Exercise details:
Please print every record below exactly as it reads.

Provided information:
<<<<

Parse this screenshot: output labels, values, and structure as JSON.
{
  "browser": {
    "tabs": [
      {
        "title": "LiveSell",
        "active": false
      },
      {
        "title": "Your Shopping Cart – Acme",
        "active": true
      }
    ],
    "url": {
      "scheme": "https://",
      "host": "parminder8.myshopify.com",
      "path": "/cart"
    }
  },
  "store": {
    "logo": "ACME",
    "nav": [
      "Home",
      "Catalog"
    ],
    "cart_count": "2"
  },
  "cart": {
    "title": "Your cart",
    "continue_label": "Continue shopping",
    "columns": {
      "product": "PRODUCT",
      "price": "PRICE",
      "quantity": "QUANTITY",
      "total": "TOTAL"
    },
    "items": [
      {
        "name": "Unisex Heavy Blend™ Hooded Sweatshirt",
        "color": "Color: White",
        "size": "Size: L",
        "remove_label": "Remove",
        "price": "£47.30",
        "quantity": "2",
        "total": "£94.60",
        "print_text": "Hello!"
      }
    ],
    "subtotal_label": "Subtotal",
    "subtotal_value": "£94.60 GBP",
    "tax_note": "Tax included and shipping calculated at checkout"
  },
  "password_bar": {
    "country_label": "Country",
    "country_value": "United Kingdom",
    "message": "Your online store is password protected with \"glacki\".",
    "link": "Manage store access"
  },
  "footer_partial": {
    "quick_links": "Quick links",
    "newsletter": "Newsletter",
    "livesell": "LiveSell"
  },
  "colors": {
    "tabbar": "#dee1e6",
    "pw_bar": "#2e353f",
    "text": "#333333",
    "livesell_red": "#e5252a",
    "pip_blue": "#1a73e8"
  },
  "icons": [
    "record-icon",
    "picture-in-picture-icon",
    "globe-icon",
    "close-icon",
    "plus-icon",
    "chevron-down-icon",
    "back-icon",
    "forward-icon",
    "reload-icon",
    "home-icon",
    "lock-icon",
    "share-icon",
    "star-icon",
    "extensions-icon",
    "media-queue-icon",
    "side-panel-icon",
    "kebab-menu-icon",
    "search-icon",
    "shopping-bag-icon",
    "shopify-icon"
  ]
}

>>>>

Your solution:
Parse this screenshot: output labels, values, and structure as JSON.
{
  "browser": {
    "tabs": [
      {
        "title": "LiveSell",
        "active": false
      },
      {
        "title": "Your Shopping Cart – Acme",
        "active": true
      }
    ],
    "url": {
      "scheme": "https://",
      "host": "parminder8.myshopify.com",
      "path": "/cart"
    }
  },
  "store": {
    "logo": "ACME",
    "nav": [
      "Home",
      "Catalog"
    ],
    "cart_count": "2"
  },
  "cart": {
    "title": "Your cart",
    "continue_label": "Continue shopping",
    "columns": {
      "product": "PRODUCT",
      "price": "PRICE",
      "quantity": "QUANTITY",
      "total": "TOTAL"
    },
    "items": [
      {
        "name": "Unisex Heavy Blend™ Hooded Sweatshirt",
        "color": "Color: White",
        "size": "Size: L",
        "remove_label": "Remove",
        "price": "£47.30",
        "quantity": "2",
        "total": "£94.60",
        "print_text": "Hello!"
      }
    ],
    "subtotal_label": "Subtotal",
    "subtotal_value": "£94.60 GBP",
    "tax_note": "Tax included and shipping calculated at checkout"
  },
  "password_bar": {
    "country_label": "Country",
    "country_value": "United Kingdom",
    "message": "Your online store is password protected with \"glacki\".",
    "link": "Manage store access"
  },
  "footer_partial": {
    "quick_links": "Quick links",
    "newsletter": "Newsletter",
    "livesell": "LiveSell"
  },
  "colors": {
    "tabbar": "#dee1e6",
    "pw_bar": "#2e353f",
    "text": "#333333",
    "livesell_red": "#e5252a",
    "pip_blue": "#1a73e8"
  },
  "icons": [
    "record-icon",
    "picture-in-picture-icon",
    "globe-icon",
    "close-icon",
    "plus-icon",
    "chevron-down-icon",
    "back-icon",
    "forward-icon",
    "reload-icon",
    "home-icon",
    "lock-icon",
    "share-icon",
    "star-icon",
    "extensions-icon",
    "media-queue-icon",
    "side-panel-icon",
    "kebab-menu-icon",
    "search-icon",
    "shopping-bag-icon",
    "shopify-icon"
  ]
}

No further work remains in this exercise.